For non-blogging reasons I was having a look at what had happened in history on the 18th November. Quite a few things it turns out, but the one that caught my eye was 18th November 1307 – the date that William Tell shot the apple with a crossbow that was on the head of his son. An act that apparently led to the eventual formation of the Swiss Confederation. Sort of Robin Hood, but more impact and less redistribution of wealth.
It is not possible for me to think about William Tell without humming the William Tell Overture (Rossini 1829), which of course I mainly know from it being the theme tune of The Lone Ranger television series which was aired many (no seriously, many) years before I was born but has been repeated and shown so often I do remember it.
So what is the gardening link to this? I don’t even like apples unless they are baked in crumble or pie and served with custard! Well my thoughts turned to the things that make me remember certain things and that have influenced me hugely as an adult.
Let’s be clear, Oliver Postgate and Peter Firmin have a lot to answer for. The Pogles was and is one of the most important influences in my early years. There was Mr and Mrs Pogle, their adopted son Pippin (the fairies gave him to the Pogles as a thank you gift, (not child exploitation – an act of genuine kindness to an ageing childless couple), and there was Tog a stuffed stripy toy that was brought to life. I wanted to be Tog, he was my hero, I spoke like him without even trying! Key to all this though is that the Pogles was about living with nature. They lived in the wood, a hedgepig woke them every morning by ringing the doorbell and in the shade of their tree grew Plant. Plant was a huge, towering poppy looking, magical, plant. They fed Plant with bilberry wine every day. Once given his wine Plant would tell the Pogles stories. It was a sort of benign group hallucination effect but for a four year old, just magical. I don’t give my plants bilberry wine to drink, but I loved Plant and I think that was the early start of all that has followed since.
Leap ahead a few years and you get to The Herbs (Ivor Woods and Michael Bond). Each character was the name of a herb. Dill the dog, Parsley the Lion, Tarragon the Dragon and so on. I had never heard of chives before watching this. I spent years trying to grow parsley (failing largely) and tarragon was just an exotic dream! I won’t even go into Pashana Bedhi,which for years I could not even find out what that was; only to find out it is Indian Borage (Plectranthus amboinicus). These programmes raised an interest in plants, herbs and their uses though that obviously still remains.

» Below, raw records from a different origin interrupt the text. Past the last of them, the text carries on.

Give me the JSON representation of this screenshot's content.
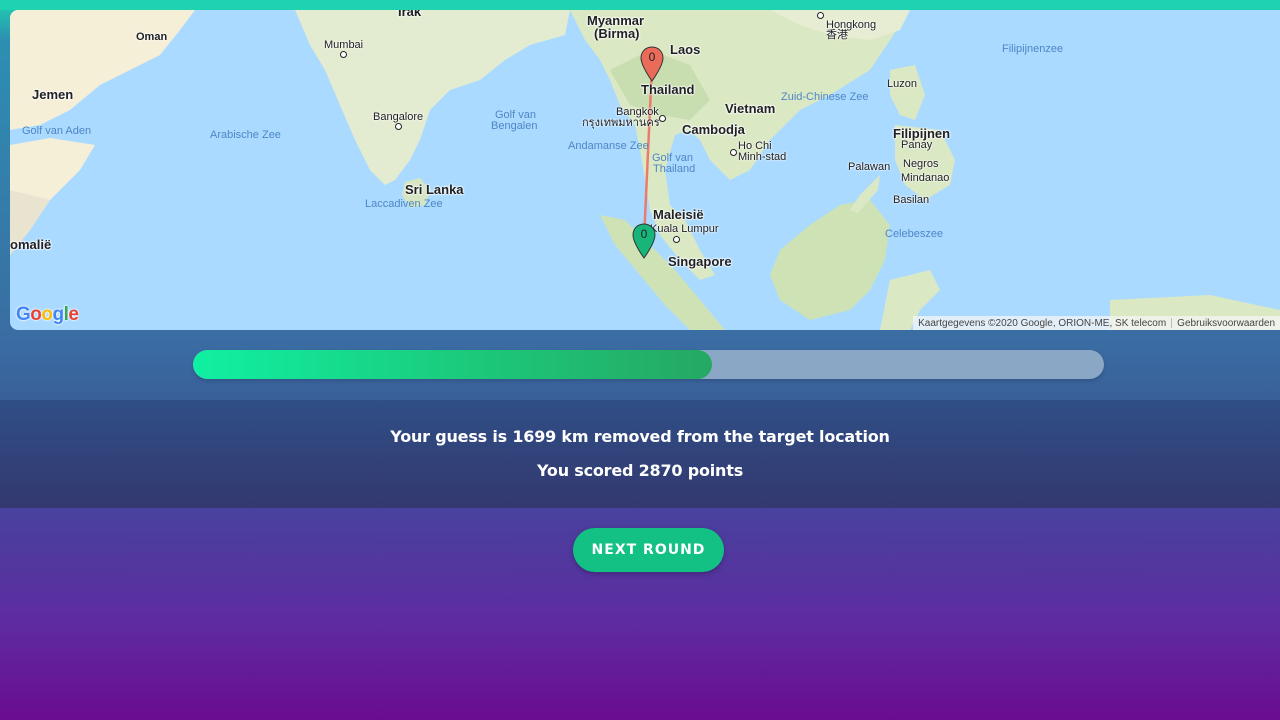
{
  "map": {
    "labels": {
      "irak": "Irak",
      "oman": "Oman",
      "jemen": "Jemen",
      "golf_van_aden": "Golf van Aden",
      "somalie": "omalië",
      "arabische_zee": "Arabische Zee",
      "mumbai": "Mumbai",
      "bangalore": "Bangalore",
      "sri_lanka": "Sri Lanka",
      "laccadiven_zee": "Laccadiven Zee",
      "golf_van_bengalen_1": "Golf van",
      "golf_van_bengalen_2": "Bengalen",
      "myanmar": "Myanmar",
      "birma": "(Birma)",
      "laos": "Laos",
      "thailand": "Thailand",
      "bangkok": "Bangkok",
      "bangkok_thai": "กรุงเทพมหานคร",
      "andamanse_zee": "Andamanse Zee",
      "golf_van_thailand_1": "Golf van",
      "golf_van_thailand_2": "Thailand",
      "cambodja": "Cambodja",
      "vietnam": "Vietnam",
      "ho_chi_minh_1": "Ho Chi",
      "ho_chi_minh_2": "Minh-stad",
      "hongkong": "Hongkong",
      "hongkong_cn": "香港",
      "zuid_chinese_zee": "Zuid-Chinese Zee",
      "filipijnenzee": "Filipijnenzee",
      "luzon": "Luzon",
      "filipijnen": "Filipijnen",
      "panay": "Panay",
      "negros": "Negros",
      "mindanao": "Mindanao",
      "palawan": "Palawan",
      "basilan": "Basilan",
      "celebeszee": "Celebeszee",
      "maleisie": "Maleisië",
      "kuala_lumpur": "Kuala Lumpur",
      "singapore": "Singapore"
    },
    "guess_marker_label": "0",
    "target_marker_label": "0",
    "guess_marker_color": "#ea6b5a",
    "target_marker_color": "#17b57a",
    "line_color": "#ec7b6e",
    "google_logo": [
      "G",
      "o",
      "o",
      "g",
      "l",
      "e"
    ],
    "attribution": "Kaartgegevens ©2020 Google, ORION-ME, SK telecom",
    "terms": "Gebruiksvoorwaarden"
  },
  "progress": {
    "score_fraction": 0.57,
    "fill_color": "#1cc87a"
  },
  "result": {
    "distance_text": "Your guess is 1699 km removed from the target location",
    "score_text": "You scored 2870 points"
  },
  "next_round_label": "NEXT ROUND"
}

Move forward many years and now I still gain inspiration for my garden from the films I watch, books I read and the television I enjoy. Hence the Portmeirion and Susan Williams Ellis roses (The Prisoner). I am waiting for my delivery of the Sir Clough rose which will make me silly happy. Oh and then there is V for Vendetta with the Scarlet Carson rose. Yes, I know, it doesn’t exist, it should be the Violet Carson rose which is the one named in the graphic novel and to my great delight links to Coronation Street. Sadly though, it is very difficult to get hold of in this country and to be honest, it’s a little too peachy for me. There is a definite criteria to actually make it into my garden.
oh and I must - of course I must: